§ **Task brief**: Would you go through the records below and copy each line with the string "Breakfast"?

Recorded information Start Marker

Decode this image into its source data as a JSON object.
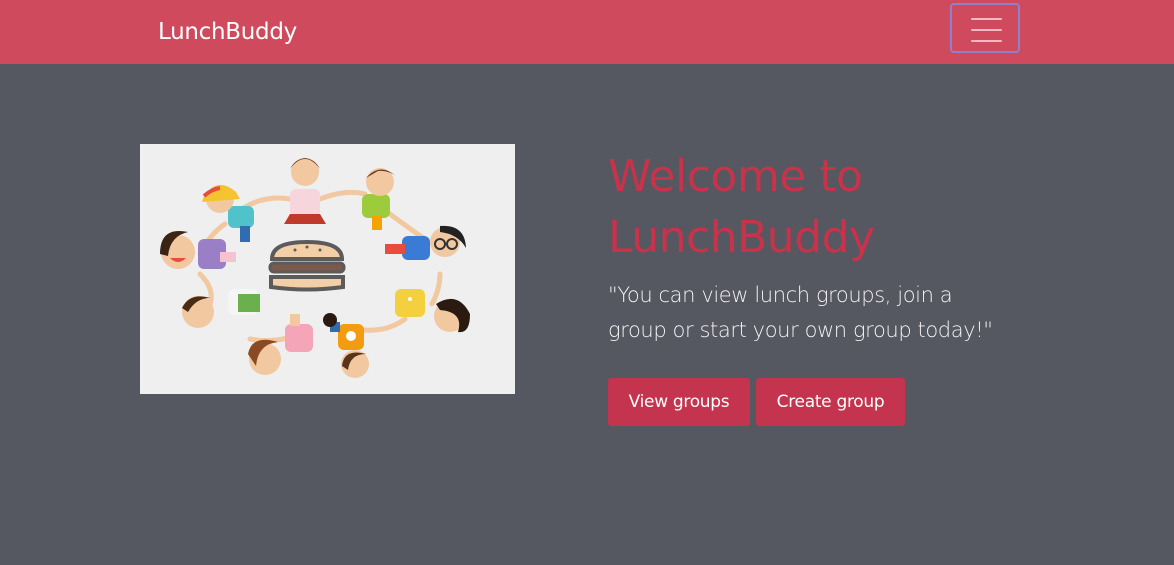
{
  "navbar": {
    "brand": "LunchBuddy",
    "toggler_icon": "hamburger-menu-icon"
  },
  "hero": {
    "image": {
      "description_icon": "kids-circle-burger-illustration"
    },
    "title_line1": "Welcome to",
    "title_line2": "LunchBuddy",
    "lead_line1": "\"You can view lunch groups, join a",
    "lead_line2": "group or start your own group today!\"",
    "buttons": {
      "view_groups": "View groups",
      "create_group": "Create group"
    }
  },
  "colors": {
    "navbar_bg": "#cf4a5d",
    "page_bg": "#555761",
    "accent": "#c4344e",
    "title": "#c8324b"
  }
}
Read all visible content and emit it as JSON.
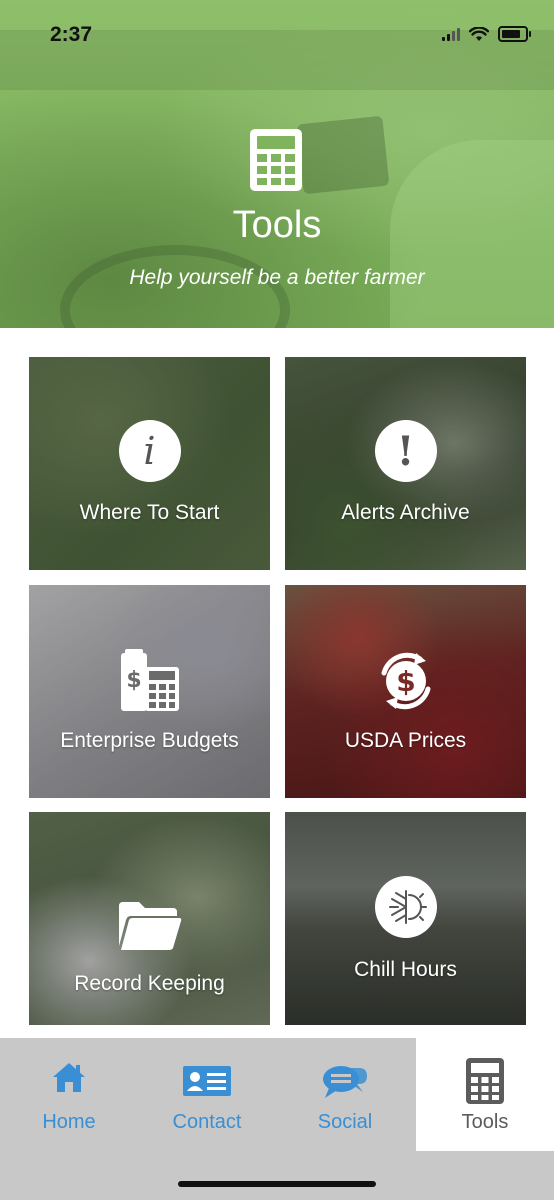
{
  "status_bar": {
    "time": "2:37"
  },
  "header": {
    "icon": "calculator-icon",
    "title": "Tools",
    "subtitle": "Help yourself be a better farmer"
  },
  "tools": [
    {
      "label": "Where To Start",
      "icon": "info-icon"
    },
    {
      "label": "Alerts Archive",
      "icon": "exclamation-icon"
    },
    {
      "label": "Enterprise Budgets",
      "icon": "budget-calculator-icon"
    },
    {
      "label": "USDA Prices",
      "icon": "dollar-refresh-icon"
    },
    {
      "label": "Record Keeping",
      "icon": "folder-icon"
    },
    {
      "label": "Chill Hours",
      "icon": "snowflake-sun-icon"
    }
  ],
  "tabbar": {
    "items": [
      {
        "label": "Home",
        "icon": "home-icon",
        "active": false
      },
      {
        "label": "Contact",
        "icon": "contact-card-icon",
        "active": false
      },
      {
        "label": "Social",
        "icon": "chat-bubbles-icon",
        "active": false
      },
      {
        "label": "Tools",
        "icon": "calculator-icon",
        "active": true
      }
    ]
  },
  "colors": {
    "accent_blue": "#3a8fd4",
    "header_green": "#7fb35d",
    "tabbar_gray": "#c8c8c8",
    "active_tab_text": "#5c5c5c"
  }
}
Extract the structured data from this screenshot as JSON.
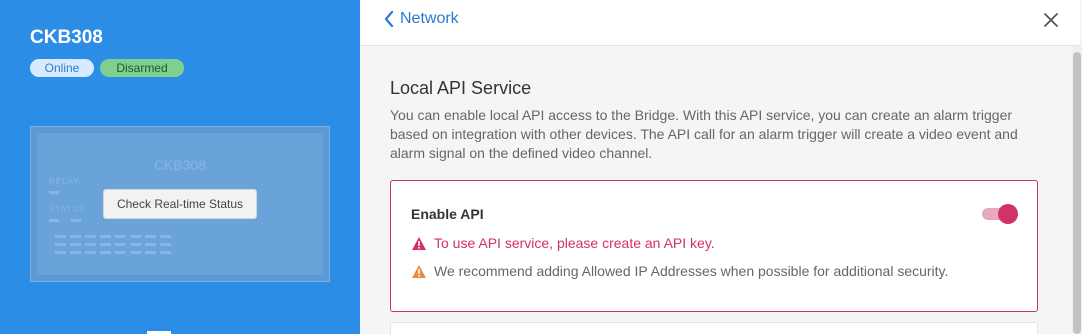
{
  "device": {
    "name": "CKB308",
    "status_online": "Online",
    "status_armed": "Disarmed",
    "image_title": "CKB308",
    "image_labels": [
      "RELAY",
      "STATUS"
    ],
    "check_button": "Check Real-time Status"
  },
  "nav": {
    "back_label": "Network",
    "back_icon": "chevron-left-icon",
    "close_icon": "close-icon"
  },
  "section": {
    "title": "Local API Service",
    "description": "You can enable local API access to the Bridge. With this API service, you can create an alarm trigger based on integration with other devices. The API call for an alarm trigger will create a video event and alarm signal on the defined video channel."
  },
  "api_card": {
    "enable_label": "Enable API",
    "enabled": true,
    "error_message": "To use API service, please create an API key.",
    "warning_message": "We recommend adding Allowed IP Addresses when possible for additional security."
  },
  "colors": {
    "brand_blue": "#2b8de6",
    "link_blue": "#2a7bd1",
    "error": "#d33160",
    "warning": "#f08a3c",
    "toggle_on": "#cf3464"
  }
}
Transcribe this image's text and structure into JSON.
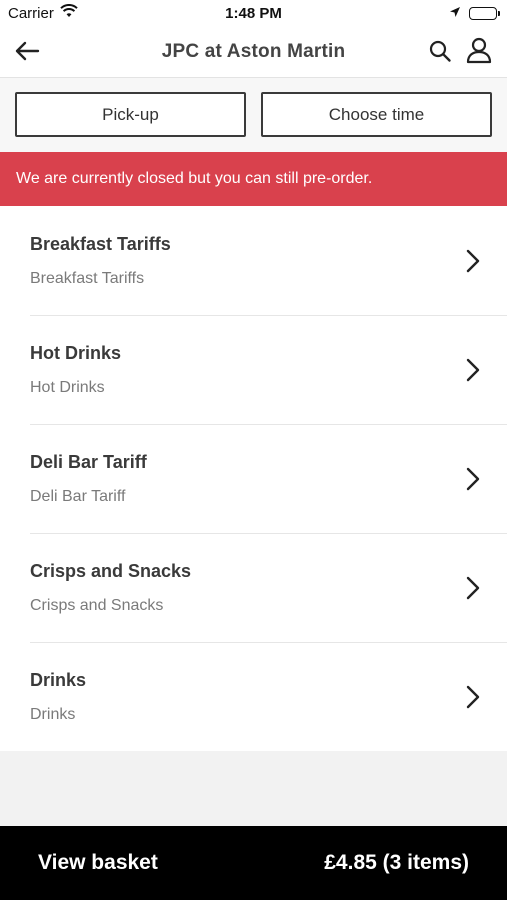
{
  "status_bar": {
    "carrier": "Carrier",
    "time": "1:48 PM",
    "icons": [
      "wifi-icon",
      "location-arrow-icon",
      "battery-icon"
    ]
  },
  "nav": {
    "title": "JPC at Aston Martin",
    "icons": [
      "back-arrow-icon",
      "search-icon",
      "user-icon"
    ]
  },
  "options": {
    "pickup_label": "Pick-up",
    "time_label": "Choose time"
  },
  "banner": {
    "text": "We are currently closed but you can still pre-order.",
    "color": "#d9414d"
  },
  "categories": [
    {
      "title": "Breakfast Tariffs",
      "subtitle": "Breakfast Tariffs"
    },
    {
      "title": "Hot Drinks",
      "subtitle": "Hot Drinks"
    },
    {
      "title": "Deli Bar Tariff",
      "subtitle": "Deli Bar Tariff"
    },
    {
      "title": "Crisps and Snacks",
      "subtitle": "Crisps and Snacks"
    },
    {
      "title": "Drinks",
      "subtitle": "Drinks"
    }
  ],
  "basket": {
    "label": "View basket",
    "summary": "£4.85 (3 items)"
  }
}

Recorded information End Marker

§ **Your response**:
      "title": "Breakfast Tariffs",
      "subtitle": "Breakfast Tariffs"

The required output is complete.